Hector: How did you find me?
We'll get to that later. The people behind me will kill us if you don't play along. My name is Trevor Price. Look pleased to see me, maybe you can go so far as to hug me. Just don't fuck this up.
Hector: If they don't kill you, I will.
I was wondering how they were going to bring Rhys Ifans back into play, and his entrance couldn't have gone any better. Ifans and Richard Armitage have such a great working relationship on screen that the loss of that duo would have been an incredible shame.
Who knows how long Hector will be around? Living the quiet life in the middle of Nowhere, Spain can't possibly suit him. He's going to have an itch scratched that will bring him back into the fold in some way or another even if he made more of a mess of his agency than Frost made of the station.

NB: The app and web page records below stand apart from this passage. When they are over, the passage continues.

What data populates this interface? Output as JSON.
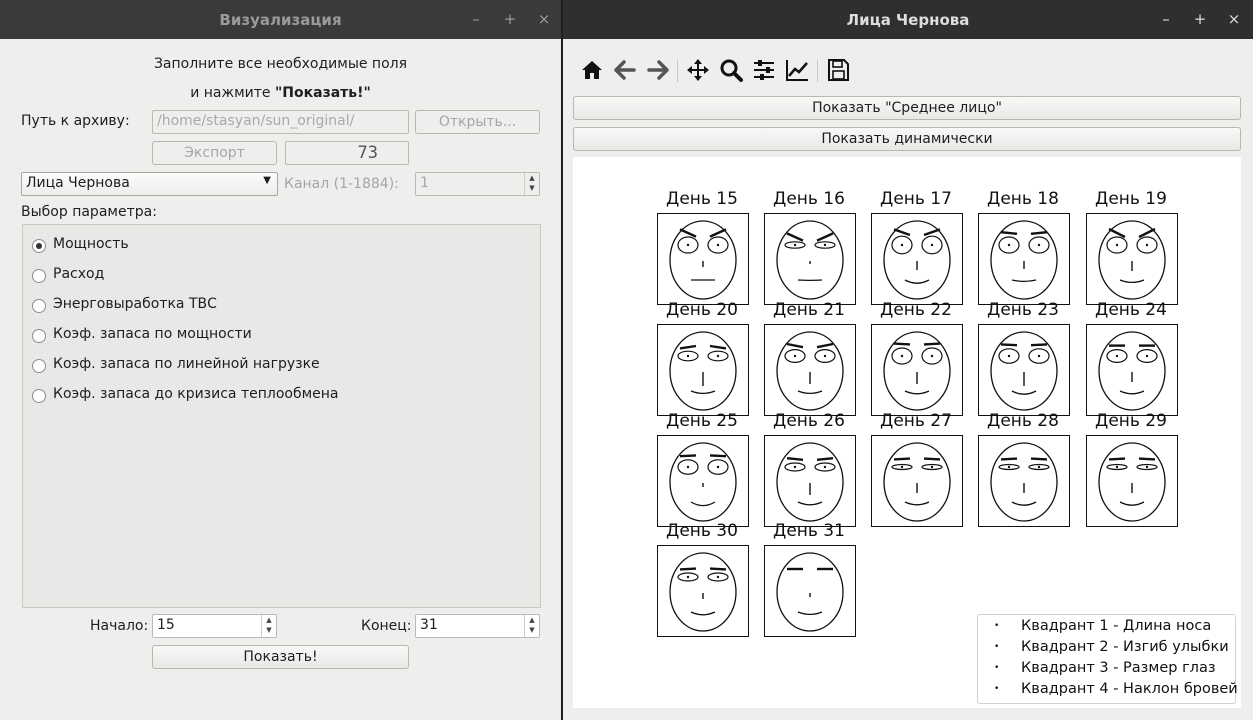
{
  "left_window": {
    "title": "Визуализация",
    "controls": {
      "minimize": "–",
      "maximize": "+",
      "close": "×"
    },
    "instructions_line1": "Заполните все необходимые поля",
    "instructions_line2_prefix": "и нажмите ",
    "instructions_line2_bold": "\"Показать!\"",
    "archive_label": "Путь к архиву:",
    "archive_path": "/home/stasyan/sun_original/",
    "open_button": "Открыть...",
    "export_button": "Экспорт",
    "lcd_value": "73",
    "method_select": "Лица Чернова",
    "channel_label": "Канал (1-1884):",
    "channel_value": "1",
    "param_label": "Выбор параметра:",
    "params": [
      {
        "label": "Мощность",
        "checked": true
      },
      {
        "label": "Расход",
        "checked": false
      },
      {
        "label": "Энерговыработка ТВС",
        "checked": false
      },
      {
        "label": "Коэф. запаса по мощности",
        "checked": false
      },
      {
        "label": "Коэф. запаса по линейной нагрузке",
        "checked": false
      },
      {
        "label": "Коэф. запаса до кризиса теплообмена",
        "checked": false
      }
    ],
    "start_label": "Начало:",
    "start_value": "15",
    "end_label": "Конец:",
    "end_value": "31",
    "show_button": "Показать!"
  },
  "right_window": {
    "title": "Лица Чернова",
    "controls": {
      "minimize": "–",
      "maximize": "+",
      "close": "×"
    },
    "toolbar": [
      "home-icon",
      "back-icon",
      "forward-icon",
      "pan-icon",
      "zoom-icon",
      "configure-subplots-icon",
      "edit-axis-icon",
      "save-icon"
    ],
    "show_mean_button": "Показать \"Среднее лицо\"",
    "show_dynamic_button": "Показать динамически",
    "faces": [
      {
        "label": "День 15",
        "eye": 10,
        "pupil": 1,
        "brow": 0.45,
        "smile": 0.0,
        "nose": 6
      },
      {
        "label": "День 16",
        "eye": 4,
        "pupil": 1,
        "brow": 0.45,
        "smile": 0.1,
        "nose": 3
      },
      {
        "label": "День 17",
        "eye": 11,
        "pupil": 1,
        "brow": 0.35,
        "smile": 0.8,
        "nose": 9
      },
      {
        "label": "День 18",
        "eye": 10,
        "pupil": 1,
        "brow": 0.1,
        "smile": 0.35,
        "nose": 8
      },
      {
        "label": "День 19",
        "eye": 10,
        "pupil": 1,
        "brow": 0.5,
        "smile": 0.6,
        "nose": 10
      },
      {
        "label": "День 20",
        "eye": 6,
        "pupil": 1,
        "brow": -0.15,
        "smile": 0.6,
        "nose": 14
      },
      {
        "label": "День 21",
        "eye": 8,
        "pupil": 1,
        "brow": 0.2,
        "smile": 0.6,
        "nose": 12
      },
      {
        "label": "День 22",
        "eye": 10,
        "pupil": 1,
        "brow": 0.05,
        "smile": 0.7,
        "nose": 12
      },
      {
        "label": "День 23",
        "eye": 9,
        "pupil": 1,
        "brow": 0.05,
        "smile": 0.8,
        "nose": 14
      },
      {
        "label": "День 24",
        "eye": 8,
        "pupil": 1,
        "brow": 0.0,
        "smile": 0.7,
        "nose": 10
      },
      {
        "label": "День 25",
        "eye": 9,
        "pupil": 1,
        "brow": -0.05,
        "smile": 0.9,
        "nose": 4
      },
      {
        "label": "День 26",
        "eye": 5,
        "pupil": 1,
        "brow": 0.1,
        "smile": 0.7,
        "nose": 12
      },
      {
        "label": "День 27",
        "eye": 3,
        "pupil": 1,
        "brow": -0.05,
        "smile": 0.7,
        "nose": 10
      },
      {
        "label": "День 28",
        "eye": 3,
        "pupil": 1,
        "brow": -0.05,
        "smile": 0.8,
        "nose": 10
      },
      {
        "label": "День 29",
        "eye": 2,
        "pupil": 1,
        "brow": -0.05,
        "smile": 0.8,
        "nose": 10
      },
      {
        "label": "День 30",
        "eye": 5,
        "pupil": 1,
        "brow": -0.05,
        "smile": 0.7,
        "nose": 6
      },
      {
        "label": "День 31",
        "eye": 0,
        "pupil": 0,
        "brow": 0.0,
        "smile": 0.6,
        "nose": 4
      }
    ],
    "legend": [
      "Квадрант 1 - Длина носа",
      "Квадрант 2 - Изгиб улыбки",
      "Квадрант 3 - Размер глаз",
      "Квадрант 4 - Наклон бровей"
    ],
    "legend_bullet": "•"
  }
}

Berlin Station is back and firing on all cylinders. The new characters made themselves at home instantly, and the action began without a hitch. There is no doubt this now seasoned spy drama will be as good as or better than its freshman season.
What did you think of "Everything's Gonna Be Alt-Right"? Hit the comments with your thoughts on the premiere, the new characters and the return of Hector DeJean!
Carissa Pavlica is the managing editor and a staff writer for TV Fanatic. She's a member of the Broadcast Television Journalists Association (BTJA), enjoys mentoring writers, wine, and passionately discussing the nuances of television. Follow her on Twitter and email her here at TV Fanatic.